**Input data:**
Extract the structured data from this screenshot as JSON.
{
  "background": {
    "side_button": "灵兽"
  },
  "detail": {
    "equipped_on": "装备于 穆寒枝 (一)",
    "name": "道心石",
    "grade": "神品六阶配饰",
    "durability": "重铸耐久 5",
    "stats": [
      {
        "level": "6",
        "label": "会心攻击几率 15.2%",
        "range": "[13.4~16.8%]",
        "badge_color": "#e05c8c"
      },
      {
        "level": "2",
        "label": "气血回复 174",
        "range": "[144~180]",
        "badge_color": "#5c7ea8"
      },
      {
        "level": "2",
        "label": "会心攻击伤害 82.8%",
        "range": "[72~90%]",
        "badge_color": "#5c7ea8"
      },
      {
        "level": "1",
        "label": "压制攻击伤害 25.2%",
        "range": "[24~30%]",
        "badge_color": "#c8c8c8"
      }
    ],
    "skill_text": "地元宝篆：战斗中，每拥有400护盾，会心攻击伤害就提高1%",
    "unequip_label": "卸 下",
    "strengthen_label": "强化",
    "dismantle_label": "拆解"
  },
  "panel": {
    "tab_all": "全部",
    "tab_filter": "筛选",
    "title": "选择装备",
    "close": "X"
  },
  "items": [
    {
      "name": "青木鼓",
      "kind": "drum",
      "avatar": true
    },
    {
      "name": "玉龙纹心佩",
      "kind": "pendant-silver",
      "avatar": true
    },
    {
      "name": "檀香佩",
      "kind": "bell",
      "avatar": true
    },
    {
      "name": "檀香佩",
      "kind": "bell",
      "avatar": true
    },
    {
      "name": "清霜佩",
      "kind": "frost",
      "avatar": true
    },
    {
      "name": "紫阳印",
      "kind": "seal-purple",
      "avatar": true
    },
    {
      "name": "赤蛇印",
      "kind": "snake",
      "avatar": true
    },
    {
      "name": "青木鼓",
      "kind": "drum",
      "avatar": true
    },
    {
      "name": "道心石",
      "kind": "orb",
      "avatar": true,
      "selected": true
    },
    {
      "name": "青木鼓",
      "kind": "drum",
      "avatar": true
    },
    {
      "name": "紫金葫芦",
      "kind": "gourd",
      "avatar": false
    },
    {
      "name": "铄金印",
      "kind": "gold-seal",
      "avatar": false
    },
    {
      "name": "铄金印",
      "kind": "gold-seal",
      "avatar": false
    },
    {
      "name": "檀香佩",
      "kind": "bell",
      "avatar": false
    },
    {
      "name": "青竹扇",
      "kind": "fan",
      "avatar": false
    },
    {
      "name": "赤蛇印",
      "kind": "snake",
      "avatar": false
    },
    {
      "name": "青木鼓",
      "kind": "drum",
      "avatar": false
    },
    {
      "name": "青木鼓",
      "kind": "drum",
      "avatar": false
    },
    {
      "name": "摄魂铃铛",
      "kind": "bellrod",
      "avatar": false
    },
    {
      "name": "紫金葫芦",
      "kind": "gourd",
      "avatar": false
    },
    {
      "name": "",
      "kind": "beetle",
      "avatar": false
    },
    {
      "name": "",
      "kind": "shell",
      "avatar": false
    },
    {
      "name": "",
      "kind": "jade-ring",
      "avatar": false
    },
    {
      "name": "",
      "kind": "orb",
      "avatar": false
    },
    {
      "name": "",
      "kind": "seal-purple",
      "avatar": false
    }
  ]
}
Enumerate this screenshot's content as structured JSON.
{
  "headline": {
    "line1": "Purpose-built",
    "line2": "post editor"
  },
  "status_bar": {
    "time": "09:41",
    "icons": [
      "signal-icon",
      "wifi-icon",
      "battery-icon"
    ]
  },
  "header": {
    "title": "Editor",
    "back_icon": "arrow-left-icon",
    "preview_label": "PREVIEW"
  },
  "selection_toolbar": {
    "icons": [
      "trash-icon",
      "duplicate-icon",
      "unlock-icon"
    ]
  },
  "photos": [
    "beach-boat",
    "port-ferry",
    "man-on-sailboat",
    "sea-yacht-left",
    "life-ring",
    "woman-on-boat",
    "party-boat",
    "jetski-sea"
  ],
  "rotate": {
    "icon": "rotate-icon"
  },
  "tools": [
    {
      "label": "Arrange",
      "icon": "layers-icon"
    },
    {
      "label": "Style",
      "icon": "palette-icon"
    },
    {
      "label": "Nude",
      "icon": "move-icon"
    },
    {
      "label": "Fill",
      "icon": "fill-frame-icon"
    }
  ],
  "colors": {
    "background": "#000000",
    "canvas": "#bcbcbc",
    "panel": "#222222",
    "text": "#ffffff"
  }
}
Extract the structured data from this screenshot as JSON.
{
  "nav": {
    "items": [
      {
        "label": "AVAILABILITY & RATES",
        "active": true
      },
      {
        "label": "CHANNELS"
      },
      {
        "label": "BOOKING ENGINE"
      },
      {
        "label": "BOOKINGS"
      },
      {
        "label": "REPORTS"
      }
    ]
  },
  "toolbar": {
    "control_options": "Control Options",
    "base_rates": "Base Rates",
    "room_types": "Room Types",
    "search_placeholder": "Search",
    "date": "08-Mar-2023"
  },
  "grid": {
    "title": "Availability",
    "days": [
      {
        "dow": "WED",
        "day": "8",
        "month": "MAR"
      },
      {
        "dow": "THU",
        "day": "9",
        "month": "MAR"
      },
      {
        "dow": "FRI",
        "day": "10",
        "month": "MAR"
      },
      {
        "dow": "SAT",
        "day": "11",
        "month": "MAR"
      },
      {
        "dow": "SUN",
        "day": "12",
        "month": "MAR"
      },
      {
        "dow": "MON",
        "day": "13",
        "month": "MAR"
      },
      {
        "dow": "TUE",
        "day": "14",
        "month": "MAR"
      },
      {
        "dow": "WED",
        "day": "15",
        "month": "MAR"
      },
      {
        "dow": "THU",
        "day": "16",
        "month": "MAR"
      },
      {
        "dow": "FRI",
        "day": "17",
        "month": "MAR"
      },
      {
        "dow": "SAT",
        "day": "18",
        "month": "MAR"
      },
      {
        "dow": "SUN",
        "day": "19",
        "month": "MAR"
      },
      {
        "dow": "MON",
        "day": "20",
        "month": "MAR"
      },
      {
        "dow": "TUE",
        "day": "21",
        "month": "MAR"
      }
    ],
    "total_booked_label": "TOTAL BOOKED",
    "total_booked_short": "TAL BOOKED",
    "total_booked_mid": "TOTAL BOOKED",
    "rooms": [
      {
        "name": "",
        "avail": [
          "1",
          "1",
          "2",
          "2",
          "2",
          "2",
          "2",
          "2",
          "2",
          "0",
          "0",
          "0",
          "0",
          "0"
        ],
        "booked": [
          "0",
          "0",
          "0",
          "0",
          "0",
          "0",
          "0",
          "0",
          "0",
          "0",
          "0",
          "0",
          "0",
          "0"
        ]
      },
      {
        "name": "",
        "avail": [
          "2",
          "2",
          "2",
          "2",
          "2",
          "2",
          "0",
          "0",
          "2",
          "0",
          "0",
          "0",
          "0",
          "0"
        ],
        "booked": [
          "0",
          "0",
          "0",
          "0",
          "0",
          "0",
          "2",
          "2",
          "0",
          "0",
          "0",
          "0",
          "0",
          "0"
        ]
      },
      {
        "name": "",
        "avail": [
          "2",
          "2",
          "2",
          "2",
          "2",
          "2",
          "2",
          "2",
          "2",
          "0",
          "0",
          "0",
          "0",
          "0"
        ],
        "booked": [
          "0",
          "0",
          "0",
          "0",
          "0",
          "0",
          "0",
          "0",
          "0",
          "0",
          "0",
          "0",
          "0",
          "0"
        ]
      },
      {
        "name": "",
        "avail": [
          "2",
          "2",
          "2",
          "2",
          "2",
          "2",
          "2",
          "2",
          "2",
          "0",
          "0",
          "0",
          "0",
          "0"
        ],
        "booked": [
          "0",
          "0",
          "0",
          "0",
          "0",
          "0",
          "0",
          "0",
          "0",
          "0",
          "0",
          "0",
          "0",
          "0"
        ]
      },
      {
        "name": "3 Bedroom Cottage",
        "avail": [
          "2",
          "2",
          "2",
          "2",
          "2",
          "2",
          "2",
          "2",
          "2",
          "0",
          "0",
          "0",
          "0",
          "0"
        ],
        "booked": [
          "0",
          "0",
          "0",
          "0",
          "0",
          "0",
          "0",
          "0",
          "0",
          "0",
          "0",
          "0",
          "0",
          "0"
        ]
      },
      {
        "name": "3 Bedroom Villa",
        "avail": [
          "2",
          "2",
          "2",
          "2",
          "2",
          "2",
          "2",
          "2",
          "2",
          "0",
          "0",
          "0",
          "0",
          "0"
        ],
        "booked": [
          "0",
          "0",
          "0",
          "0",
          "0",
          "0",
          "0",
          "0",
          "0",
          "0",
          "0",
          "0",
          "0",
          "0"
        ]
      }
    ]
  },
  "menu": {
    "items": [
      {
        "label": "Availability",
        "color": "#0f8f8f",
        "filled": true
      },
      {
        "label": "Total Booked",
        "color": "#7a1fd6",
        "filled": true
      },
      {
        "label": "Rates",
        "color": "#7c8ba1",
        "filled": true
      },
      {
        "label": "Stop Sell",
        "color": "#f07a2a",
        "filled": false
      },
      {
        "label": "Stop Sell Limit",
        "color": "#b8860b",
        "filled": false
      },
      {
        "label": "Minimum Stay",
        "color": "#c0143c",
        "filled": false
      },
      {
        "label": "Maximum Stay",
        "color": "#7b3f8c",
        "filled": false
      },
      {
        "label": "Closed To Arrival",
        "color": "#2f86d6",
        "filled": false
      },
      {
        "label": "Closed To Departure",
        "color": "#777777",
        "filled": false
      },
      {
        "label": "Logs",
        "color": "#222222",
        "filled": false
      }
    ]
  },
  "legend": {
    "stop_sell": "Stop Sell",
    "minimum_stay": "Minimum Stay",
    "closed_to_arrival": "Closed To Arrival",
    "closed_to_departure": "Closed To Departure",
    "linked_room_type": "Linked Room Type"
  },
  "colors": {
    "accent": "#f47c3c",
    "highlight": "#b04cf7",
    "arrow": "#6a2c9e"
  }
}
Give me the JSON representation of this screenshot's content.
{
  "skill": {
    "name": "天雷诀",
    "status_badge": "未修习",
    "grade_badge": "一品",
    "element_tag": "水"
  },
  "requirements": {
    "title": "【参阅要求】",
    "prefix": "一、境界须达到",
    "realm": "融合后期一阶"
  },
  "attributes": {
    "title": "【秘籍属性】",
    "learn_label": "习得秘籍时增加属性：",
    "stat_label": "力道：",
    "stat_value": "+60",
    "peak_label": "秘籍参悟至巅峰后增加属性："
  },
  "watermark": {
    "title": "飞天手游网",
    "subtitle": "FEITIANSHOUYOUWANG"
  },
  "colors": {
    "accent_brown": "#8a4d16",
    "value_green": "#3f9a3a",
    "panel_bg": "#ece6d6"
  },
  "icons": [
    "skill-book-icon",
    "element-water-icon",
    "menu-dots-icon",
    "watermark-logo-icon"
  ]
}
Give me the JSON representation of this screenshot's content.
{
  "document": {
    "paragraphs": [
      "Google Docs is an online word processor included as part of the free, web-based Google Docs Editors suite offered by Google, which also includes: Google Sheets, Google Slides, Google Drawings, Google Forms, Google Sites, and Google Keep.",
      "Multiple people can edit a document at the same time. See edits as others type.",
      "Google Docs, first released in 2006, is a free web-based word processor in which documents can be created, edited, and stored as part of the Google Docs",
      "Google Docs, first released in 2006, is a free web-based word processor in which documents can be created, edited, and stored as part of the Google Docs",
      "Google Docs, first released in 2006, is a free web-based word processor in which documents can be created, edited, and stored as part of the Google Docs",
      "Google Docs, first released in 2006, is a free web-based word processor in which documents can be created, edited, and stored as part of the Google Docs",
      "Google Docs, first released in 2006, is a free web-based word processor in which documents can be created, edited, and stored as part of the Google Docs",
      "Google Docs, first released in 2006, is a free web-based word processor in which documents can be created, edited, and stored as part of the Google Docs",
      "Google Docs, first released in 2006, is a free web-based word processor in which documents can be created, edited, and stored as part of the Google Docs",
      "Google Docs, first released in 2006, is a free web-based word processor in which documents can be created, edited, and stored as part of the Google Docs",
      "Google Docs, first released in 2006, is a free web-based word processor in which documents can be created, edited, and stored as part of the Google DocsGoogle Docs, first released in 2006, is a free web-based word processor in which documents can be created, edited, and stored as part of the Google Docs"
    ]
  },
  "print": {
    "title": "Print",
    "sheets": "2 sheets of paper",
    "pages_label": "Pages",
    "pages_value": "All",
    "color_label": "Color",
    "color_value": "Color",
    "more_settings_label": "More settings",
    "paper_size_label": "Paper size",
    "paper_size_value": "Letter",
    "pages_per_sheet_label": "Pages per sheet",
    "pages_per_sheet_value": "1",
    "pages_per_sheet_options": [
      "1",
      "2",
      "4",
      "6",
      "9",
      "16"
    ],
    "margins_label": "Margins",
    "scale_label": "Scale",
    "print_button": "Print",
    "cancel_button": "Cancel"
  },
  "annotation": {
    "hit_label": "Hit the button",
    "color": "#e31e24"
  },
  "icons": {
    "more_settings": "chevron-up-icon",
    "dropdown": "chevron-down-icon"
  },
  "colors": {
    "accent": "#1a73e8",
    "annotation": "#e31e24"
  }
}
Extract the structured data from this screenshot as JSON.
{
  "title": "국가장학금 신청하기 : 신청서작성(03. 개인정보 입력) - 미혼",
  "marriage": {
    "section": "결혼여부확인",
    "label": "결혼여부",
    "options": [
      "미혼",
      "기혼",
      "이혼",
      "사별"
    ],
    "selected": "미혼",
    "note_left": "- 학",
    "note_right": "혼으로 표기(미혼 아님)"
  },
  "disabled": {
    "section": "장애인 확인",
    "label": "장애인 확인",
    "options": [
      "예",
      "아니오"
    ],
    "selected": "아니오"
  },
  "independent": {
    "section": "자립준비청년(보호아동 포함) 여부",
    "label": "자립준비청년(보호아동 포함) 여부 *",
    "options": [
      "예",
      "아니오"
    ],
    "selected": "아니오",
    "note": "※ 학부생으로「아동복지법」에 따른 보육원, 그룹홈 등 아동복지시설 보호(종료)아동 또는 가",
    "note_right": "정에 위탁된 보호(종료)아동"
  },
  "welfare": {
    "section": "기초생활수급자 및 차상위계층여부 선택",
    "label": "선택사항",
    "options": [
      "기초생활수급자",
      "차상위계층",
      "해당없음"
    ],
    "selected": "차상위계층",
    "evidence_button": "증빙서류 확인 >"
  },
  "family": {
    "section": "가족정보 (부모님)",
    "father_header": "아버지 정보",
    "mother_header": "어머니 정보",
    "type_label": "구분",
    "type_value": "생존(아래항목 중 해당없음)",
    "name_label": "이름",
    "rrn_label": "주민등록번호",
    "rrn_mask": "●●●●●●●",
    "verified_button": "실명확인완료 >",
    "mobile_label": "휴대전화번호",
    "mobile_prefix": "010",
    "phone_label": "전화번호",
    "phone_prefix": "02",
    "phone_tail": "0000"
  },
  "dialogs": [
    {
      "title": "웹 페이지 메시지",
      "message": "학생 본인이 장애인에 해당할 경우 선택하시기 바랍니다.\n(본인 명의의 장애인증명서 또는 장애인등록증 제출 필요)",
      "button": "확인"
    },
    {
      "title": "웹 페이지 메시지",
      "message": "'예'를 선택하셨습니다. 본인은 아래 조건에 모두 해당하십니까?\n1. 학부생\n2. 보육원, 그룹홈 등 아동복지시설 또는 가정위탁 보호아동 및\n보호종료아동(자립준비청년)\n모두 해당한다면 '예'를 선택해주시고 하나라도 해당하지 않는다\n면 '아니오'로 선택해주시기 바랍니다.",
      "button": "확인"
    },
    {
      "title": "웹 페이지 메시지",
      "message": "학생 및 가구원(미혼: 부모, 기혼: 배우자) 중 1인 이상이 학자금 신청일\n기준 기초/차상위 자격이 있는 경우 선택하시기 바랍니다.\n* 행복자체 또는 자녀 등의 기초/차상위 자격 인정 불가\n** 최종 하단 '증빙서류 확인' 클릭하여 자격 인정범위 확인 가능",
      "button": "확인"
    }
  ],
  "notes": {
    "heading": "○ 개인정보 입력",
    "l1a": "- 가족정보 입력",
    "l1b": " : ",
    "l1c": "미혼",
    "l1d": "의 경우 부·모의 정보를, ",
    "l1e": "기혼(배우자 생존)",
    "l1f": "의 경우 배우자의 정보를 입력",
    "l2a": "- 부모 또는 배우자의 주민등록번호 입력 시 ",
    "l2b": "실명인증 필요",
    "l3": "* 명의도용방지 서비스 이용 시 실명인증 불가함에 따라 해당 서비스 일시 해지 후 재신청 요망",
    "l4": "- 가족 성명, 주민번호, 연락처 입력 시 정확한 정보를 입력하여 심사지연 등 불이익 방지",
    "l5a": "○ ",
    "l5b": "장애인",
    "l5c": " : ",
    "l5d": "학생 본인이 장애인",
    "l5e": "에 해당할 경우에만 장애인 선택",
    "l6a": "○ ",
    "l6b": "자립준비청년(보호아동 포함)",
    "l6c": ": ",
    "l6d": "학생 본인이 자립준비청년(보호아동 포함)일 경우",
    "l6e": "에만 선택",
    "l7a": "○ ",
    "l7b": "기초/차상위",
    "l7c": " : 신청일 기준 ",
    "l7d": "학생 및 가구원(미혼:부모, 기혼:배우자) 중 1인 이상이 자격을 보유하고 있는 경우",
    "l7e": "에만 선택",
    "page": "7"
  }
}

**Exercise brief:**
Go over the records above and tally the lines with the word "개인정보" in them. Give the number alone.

**Your response:**
2